WORK INSTRUCTION:
Print out all the records, word for word.

=======

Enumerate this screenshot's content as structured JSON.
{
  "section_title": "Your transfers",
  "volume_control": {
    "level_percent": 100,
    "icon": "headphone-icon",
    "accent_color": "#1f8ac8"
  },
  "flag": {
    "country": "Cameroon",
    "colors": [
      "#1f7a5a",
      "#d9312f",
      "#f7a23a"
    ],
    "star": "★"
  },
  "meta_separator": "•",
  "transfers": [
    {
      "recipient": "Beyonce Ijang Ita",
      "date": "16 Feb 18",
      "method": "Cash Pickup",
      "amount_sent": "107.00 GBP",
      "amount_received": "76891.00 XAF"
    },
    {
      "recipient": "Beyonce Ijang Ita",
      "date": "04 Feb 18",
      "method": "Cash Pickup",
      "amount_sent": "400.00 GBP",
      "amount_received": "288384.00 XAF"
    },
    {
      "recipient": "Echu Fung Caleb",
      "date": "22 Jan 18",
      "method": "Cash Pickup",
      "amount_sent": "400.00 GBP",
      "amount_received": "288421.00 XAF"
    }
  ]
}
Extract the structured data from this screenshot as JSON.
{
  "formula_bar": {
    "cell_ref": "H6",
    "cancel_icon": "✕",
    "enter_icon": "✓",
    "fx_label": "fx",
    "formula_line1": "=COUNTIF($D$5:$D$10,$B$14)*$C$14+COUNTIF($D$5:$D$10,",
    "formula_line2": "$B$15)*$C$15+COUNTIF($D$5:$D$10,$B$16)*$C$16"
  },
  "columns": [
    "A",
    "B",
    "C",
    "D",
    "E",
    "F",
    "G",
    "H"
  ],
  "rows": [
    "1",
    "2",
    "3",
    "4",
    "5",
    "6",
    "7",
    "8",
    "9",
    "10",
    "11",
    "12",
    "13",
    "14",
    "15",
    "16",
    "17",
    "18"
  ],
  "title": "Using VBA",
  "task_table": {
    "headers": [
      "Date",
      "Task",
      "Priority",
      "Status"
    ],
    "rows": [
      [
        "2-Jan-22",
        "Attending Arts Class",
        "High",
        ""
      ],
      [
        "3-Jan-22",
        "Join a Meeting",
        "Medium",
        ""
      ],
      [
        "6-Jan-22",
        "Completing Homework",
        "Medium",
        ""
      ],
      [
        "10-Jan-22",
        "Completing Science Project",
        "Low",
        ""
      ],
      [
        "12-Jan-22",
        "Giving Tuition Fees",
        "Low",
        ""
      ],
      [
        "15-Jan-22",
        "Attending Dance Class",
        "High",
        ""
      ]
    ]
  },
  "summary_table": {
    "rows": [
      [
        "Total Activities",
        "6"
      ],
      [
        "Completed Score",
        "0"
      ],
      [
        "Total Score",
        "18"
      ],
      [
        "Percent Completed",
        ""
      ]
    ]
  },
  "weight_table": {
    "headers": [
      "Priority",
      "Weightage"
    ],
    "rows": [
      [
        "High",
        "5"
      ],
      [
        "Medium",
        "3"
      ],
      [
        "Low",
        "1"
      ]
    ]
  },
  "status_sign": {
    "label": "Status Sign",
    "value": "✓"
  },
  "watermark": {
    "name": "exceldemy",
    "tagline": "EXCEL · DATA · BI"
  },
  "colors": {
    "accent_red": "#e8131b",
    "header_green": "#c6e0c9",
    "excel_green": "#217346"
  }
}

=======

SOLUTION TO THE PROBLEM:
Enumerate this screenshot's content as structured JSON.
{
  "section_title": "Your transfers",
  "volume_control": {
    "level_percent": 100,
    "icon": "headphone-icon",
    "accent_color": "#1f8ac8"
  },
  "flag": {
    "country": "Cameroon",
    "colors": [
      "#1f7a5a",
      "#d9312f",
      "#f7a23a"
    ],
    "star": "★"
  },
  "meta_separator": "•",
  "transfers": [
    {
      "recipient": "Beyonce Ijang Ita",
      "date": "16 Feb 18",
      "method": "Cash Pickup",
      "amount_sent": "107.00 GBP",
      "amount_received": "76891.00 XAF"
    },
    {
      "recipient": "Beyonce Ijang Ita",
      "date": "04 Feb 18",
      "method": "Cash Pickup",
      "amount_sent": "400.00 GBP",
      "amount_received": "288384.00 XAF"
    },
    {
      "recipient": "Echu Fung Caleb",
      "date": "22 Jan 18",
      "method": "Cash Pickup",
      "amount_sent": "400.00 GBP",
      "amount_received": "288421.00 XAF"
    }
  ]
}
Extract the structured data from this screenshot as JSON.
{
  "formula_bar": {
    "cell_ref": "H6",
    "cancel_icon": "✕",
    "enter_icon": "✓",
    "fx_label": "fx",
    "formula_line1": "=COUNTIF($D$5:$D$10,$B$14)*$C$14+COUNTIF($D$5:$D$10,",
    "formula_line2": "$B$15)*$C$15+COUNTIF($D$5:$D$10,$B$16)*$C$16"
  },
  "columns": [
    "A",
    "B",
    "C",
    "D",
    "E",
    "F",
    "G",
    "H"
  ],
  "rows": [
    "1",
    "2",
    "3",
    "4",
    "5",
    "6",
    "7",
    "8",
    "9",
    "10",
    "11",
    "12",
    "13",
    "14",
    "15",
    "16",
    "17",
    "18"
  ],
  "title": "Using VBA",
  "task_table": {
    "headers": [
      "Date",
      "Task",
      "Priority",
      "Status"
    ],
    "rows": [
      [
        "2-Jan-22",
        "Attending Arts Class",
        "High",
        ""
      ],
      [
        "3-Jan-22",
        "Join a Meeting",
        "Medium",
        ""
      ],
      [
        "6-Jan-22",
        "Completing Homework",
        "Medium",
        ""
      ],
      [
        "10-Jan-22",
        "Completing Science Project",
        "Low",
        ""
      ],
      [
        "12-Jan-22",
        "Giving Tuition Fees",
        "Low",
        ""
      ],
      [
        "15-Jan-22",
        "Attending Dance Class",
        "High",
        ""
      ]
    ]
  },
  "summary_table": {
    "rows": [
      [
        "Total Activities",
        "6"
      ],
      [
        "Completed Score",
        "0"
      ],
      [
        "Total Score",
        "18"
      ],
      [
        "Percent Completed",
        ""
      ]
    ]
  },
  "weight_table": {
    "headers": [
      "Priority",
      "Weightage"
    ],
    "rows": [
      [
        "High",
        "5"
      ],
      [
        "Medium",
        "3"
      ],
      [
        "Low",
        "1"
      ]
    ]
  },
  "status_sign": {
    "label": "Status Sign",
    "value": "✓"
  },
  "watermark": {
    "name": "exceldemy",
    "tagline": "EXCEL · DATA · BI"
  },
  "colors": {
    "accent_red": "#e8131b",
    "header_green": "#c6e0c9",
    "excel_green": "#217346"
  }
}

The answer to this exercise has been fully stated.